The EPA classifies public water systems as any that provides at least 15 service connections or serves 25 people on average for at least 60 days in a year. The U.S. contains more than 148,000 public water systems, serving families that consume 300 gallons per day on average. Municipal water suppliers also handle commercial demand.
Community water treatment systems follow a few steps to meet the needs of their residents and businesses, including:
- Finding supply: Municipal water systems draw water from nearby freshwater sources such as lakes, rivers or streams. The city’s infrastructure treats the water to remove harmful bacteria and, in some cases, add nutrients. The city will send its water through a network of pipes that connect with buildings.
- Filtering sewage: Each building receiving city water also has sewage pipes that flow into an underground network. These pipes carry wastewater to the community’s treatment facility.

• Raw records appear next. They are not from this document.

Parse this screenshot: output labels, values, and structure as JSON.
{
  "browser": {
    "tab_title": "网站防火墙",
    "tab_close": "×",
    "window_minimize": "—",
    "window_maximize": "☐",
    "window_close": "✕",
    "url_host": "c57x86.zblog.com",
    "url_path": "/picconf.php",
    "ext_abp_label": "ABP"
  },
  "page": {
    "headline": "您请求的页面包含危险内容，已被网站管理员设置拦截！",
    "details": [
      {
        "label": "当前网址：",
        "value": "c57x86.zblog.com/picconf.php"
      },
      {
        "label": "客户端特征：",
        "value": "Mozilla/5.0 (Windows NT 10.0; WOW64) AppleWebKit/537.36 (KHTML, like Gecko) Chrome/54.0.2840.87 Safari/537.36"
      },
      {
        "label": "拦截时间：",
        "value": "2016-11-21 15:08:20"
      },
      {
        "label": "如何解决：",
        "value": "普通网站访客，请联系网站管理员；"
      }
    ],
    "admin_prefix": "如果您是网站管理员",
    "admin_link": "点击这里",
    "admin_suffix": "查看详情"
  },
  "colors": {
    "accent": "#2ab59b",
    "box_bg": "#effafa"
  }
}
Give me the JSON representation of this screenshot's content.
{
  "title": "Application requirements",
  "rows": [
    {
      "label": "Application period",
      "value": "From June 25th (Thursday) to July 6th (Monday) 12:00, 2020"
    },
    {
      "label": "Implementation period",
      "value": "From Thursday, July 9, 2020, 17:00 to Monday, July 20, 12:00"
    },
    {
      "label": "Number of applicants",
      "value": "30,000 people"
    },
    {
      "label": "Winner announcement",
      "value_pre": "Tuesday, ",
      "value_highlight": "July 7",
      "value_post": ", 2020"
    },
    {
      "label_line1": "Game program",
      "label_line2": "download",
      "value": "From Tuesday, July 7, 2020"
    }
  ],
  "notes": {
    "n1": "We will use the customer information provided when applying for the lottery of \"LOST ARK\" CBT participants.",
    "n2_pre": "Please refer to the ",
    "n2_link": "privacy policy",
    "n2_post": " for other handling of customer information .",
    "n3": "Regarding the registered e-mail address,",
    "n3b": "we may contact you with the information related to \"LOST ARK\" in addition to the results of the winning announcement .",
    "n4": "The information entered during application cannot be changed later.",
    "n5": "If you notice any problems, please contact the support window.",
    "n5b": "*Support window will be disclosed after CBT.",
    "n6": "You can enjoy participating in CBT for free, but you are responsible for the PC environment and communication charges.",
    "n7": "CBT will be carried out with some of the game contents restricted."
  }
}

- Treating water: Water treatment involves various steps to remove particles and bacteria, add chemicals and release the wastewater into the environment. The most sustainable city water systems can recycle through an on-site reclamation system.